* **YOUR GOAL**
Note how many lines in the entries contain the string "JSON", then give that number and nothing else.

* **SOURCE MATERIAL**

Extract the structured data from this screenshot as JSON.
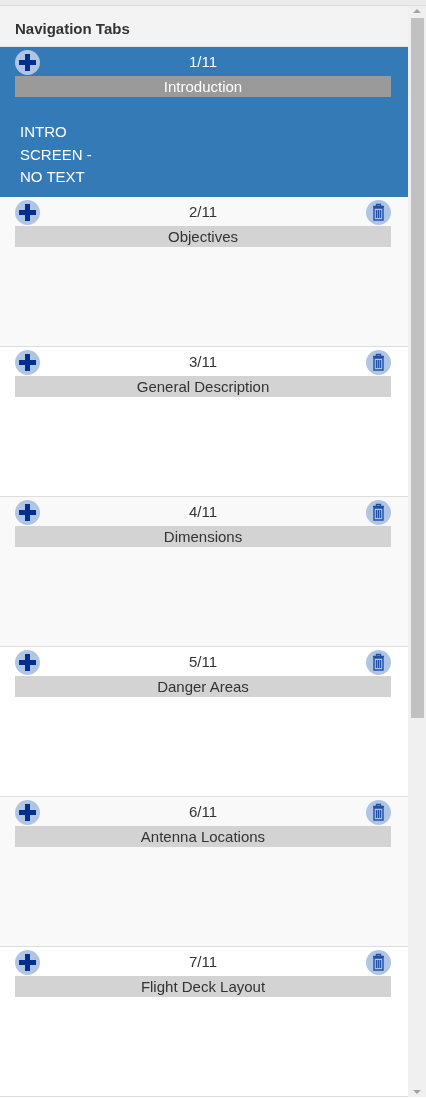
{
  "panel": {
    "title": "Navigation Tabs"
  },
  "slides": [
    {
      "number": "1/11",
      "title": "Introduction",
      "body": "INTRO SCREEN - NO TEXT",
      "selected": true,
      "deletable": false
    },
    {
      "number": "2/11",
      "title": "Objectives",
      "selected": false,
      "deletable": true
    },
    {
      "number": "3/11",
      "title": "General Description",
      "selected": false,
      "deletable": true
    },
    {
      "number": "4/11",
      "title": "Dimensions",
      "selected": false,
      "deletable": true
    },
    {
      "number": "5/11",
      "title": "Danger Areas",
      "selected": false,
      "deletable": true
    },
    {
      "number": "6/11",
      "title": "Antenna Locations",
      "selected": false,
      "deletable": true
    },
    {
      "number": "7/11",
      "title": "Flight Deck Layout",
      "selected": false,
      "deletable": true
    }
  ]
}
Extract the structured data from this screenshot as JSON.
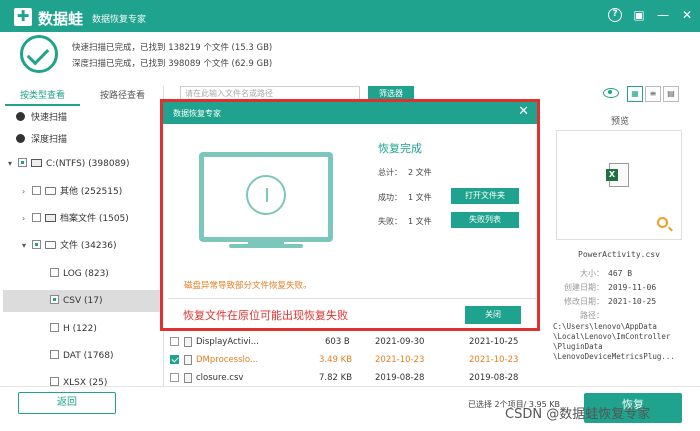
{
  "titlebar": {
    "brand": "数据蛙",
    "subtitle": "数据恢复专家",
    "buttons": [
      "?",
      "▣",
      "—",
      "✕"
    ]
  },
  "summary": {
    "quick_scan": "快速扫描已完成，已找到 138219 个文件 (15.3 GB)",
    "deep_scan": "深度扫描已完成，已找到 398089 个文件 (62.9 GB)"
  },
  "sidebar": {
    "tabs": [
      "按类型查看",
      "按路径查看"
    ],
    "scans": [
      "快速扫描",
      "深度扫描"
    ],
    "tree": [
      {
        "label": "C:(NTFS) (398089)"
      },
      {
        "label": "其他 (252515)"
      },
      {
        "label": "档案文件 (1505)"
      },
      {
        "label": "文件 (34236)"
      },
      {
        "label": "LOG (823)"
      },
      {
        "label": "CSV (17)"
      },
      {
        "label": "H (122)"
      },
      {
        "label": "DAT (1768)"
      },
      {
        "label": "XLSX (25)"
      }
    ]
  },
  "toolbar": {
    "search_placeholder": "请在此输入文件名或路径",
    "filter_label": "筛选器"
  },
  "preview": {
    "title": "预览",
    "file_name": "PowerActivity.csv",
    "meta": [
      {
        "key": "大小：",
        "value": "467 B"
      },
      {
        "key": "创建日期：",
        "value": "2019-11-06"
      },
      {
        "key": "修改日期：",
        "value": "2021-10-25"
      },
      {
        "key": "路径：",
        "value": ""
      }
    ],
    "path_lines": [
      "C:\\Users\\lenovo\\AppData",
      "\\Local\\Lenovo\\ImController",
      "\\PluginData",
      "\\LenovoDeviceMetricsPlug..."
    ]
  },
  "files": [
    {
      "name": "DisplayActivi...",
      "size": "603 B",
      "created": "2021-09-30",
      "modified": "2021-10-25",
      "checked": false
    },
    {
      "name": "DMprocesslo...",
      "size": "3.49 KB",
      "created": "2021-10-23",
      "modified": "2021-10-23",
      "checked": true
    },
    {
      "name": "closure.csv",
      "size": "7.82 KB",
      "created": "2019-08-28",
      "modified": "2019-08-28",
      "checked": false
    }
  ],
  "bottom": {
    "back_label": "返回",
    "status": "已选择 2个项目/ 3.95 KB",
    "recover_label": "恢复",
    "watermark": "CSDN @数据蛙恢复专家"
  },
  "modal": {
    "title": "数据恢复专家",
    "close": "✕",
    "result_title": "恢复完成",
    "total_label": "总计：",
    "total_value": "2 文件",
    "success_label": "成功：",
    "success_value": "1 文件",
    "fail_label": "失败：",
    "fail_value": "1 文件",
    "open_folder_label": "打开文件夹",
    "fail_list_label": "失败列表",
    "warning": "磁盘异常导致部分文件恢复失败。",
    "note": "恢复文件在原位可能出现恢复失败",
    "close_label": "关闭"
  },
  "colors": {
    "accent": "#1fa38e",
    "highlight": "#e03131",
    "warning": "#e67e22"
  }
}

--

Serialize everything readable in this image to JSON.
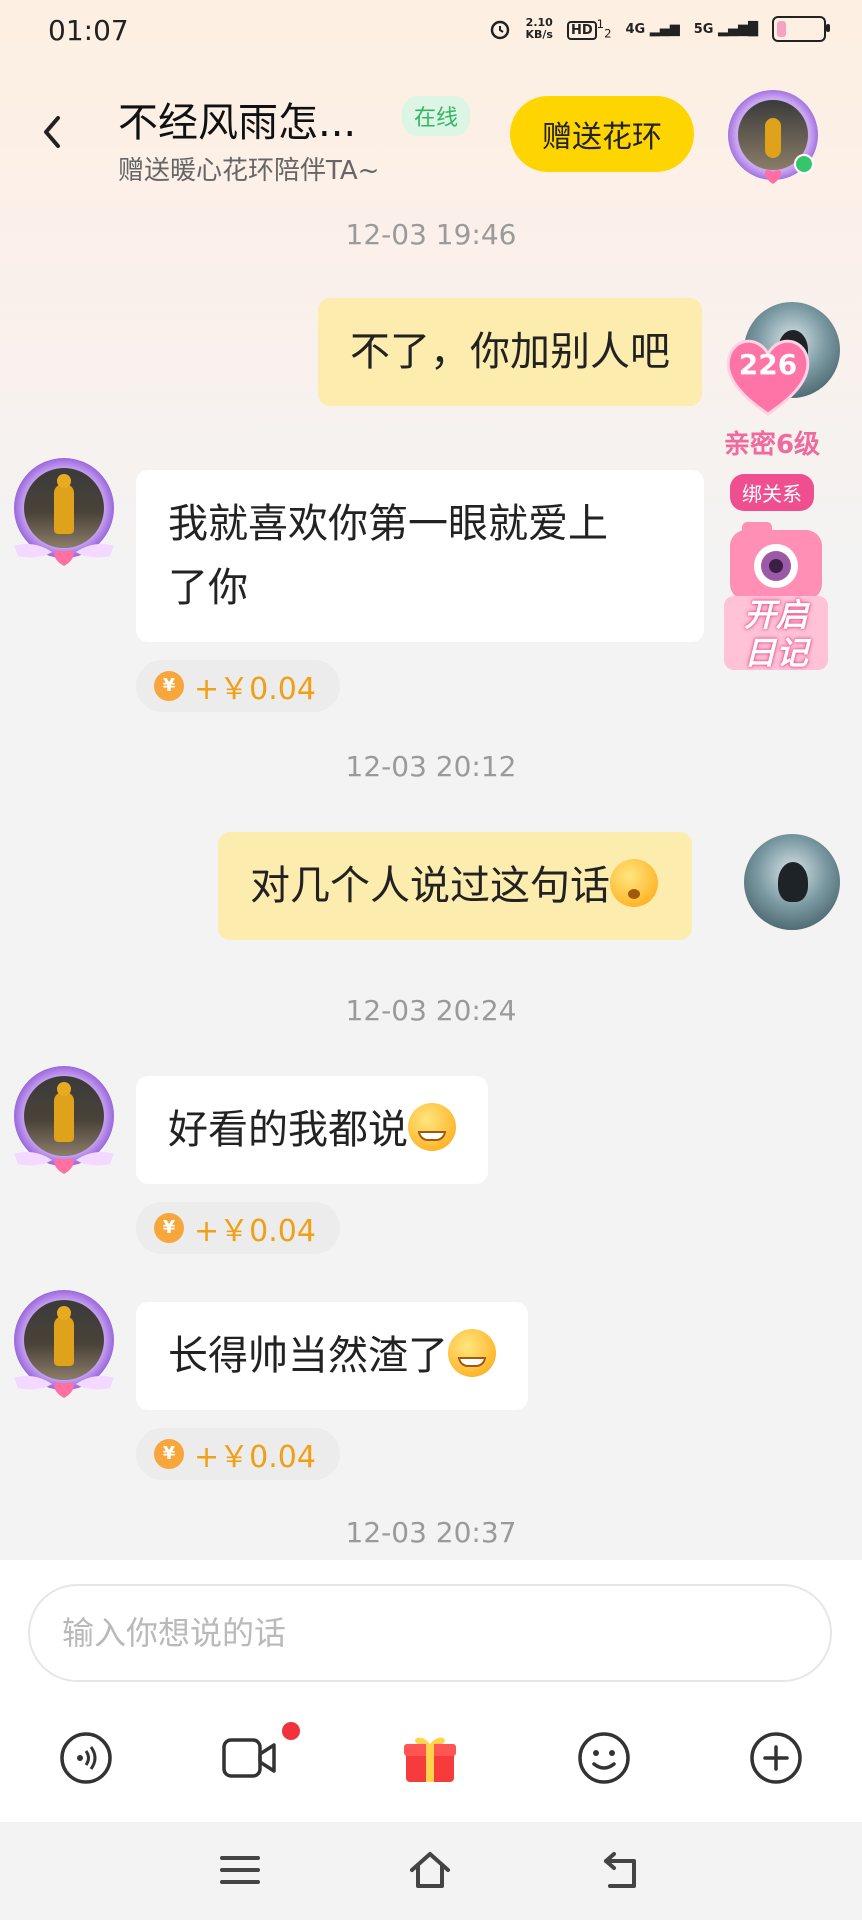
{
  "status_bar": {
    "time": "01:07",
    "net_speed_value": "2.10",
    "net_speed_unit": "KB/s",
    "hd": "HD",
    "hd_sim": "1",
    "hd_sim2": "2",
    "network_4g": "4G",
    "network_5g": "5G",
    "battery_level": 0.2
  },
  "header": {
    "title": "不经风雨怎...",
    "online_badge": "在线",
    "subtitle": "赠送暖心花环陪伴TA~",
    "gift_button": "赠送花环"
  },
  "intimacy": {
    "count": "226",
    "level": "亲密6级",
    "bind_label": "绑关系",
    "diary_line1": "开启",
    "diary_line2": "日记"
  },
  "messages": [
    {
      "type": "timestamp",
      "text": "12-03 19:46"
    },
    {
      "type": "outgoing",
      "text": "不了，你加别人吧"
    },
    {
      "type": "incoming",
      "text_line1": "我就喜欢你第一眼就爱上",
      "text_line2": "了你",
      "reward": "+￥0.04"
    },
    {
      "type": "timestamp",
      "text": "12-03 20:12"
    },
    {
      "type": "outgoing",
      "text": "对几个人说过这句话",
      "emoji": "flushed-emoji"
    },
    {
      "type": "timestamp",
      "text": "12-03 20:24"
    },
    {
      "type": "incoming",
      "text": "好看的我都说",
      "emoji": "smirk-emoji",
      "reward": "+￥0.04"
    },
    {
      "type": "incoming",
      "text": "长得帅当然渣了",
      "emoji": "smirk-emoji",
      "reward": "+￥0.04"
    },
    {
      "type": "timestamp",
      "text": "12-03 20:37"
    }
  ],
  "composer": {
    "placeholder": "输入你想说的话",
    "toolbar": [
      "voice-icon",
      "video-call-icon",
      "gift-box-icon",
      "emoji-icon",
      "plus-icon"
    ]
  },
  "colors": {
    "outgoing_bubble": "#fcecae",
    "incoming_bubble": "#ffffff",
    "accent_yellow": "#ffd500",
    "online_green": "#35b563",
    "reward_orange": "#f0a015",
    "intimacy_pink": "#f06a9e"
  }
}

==

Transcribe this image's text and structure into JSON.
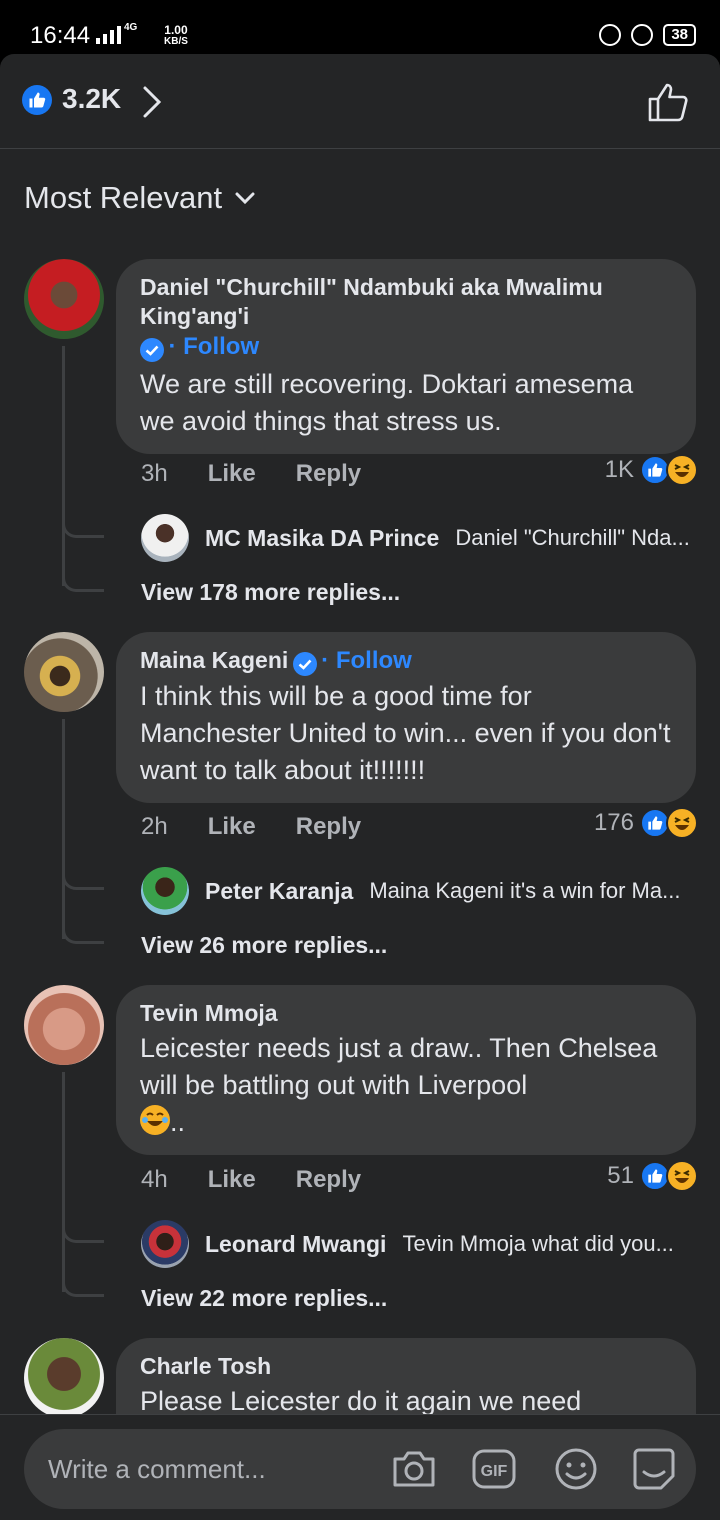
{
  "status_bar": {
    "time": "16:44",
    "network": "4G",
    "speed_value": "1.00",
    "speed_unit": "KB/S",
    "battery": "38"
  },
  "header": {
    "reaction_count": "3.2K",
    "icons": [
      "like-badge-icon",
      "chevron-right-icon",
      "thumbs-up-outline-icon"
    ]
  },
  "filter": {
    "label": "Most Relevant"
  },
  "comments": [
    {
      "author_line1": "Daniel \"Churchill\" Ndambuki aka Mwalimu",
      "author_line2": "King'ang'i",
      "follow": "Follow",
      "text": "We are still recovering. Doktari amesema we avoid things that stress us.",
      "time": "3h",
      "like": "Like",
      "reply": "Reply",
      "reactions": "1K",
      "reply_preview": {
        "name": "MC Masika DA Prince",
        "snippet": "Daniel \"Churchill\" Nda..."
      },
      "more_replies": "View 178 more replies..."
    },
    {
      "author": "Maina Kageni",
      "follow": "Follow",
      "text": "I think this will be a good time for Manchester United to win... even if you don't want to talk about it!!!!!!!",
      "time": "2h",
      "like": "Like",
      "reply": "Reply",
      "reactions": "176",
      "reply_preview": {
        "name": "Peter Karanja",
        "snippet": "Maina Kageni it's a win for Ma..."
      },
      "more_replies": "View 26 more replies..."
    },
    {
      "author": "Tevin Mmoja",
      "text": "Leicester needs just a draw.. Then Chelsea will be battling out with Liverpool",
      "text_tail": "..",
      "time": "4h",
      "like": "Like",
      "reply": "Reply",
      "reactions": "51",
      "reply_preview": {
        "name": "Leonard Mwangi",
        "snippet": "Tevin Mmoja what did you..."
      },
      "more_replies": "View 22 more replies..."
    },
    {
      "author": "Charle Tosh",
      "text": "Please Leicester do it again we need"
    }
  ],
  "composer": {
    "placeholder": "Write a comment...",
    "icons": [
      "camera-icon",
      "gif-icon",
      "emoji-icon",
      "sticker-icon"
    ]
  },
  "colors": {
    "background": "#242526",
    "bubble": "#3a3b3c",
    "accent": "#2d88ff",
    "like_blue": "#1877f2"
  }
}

* **THE COMPLETED TASK**
4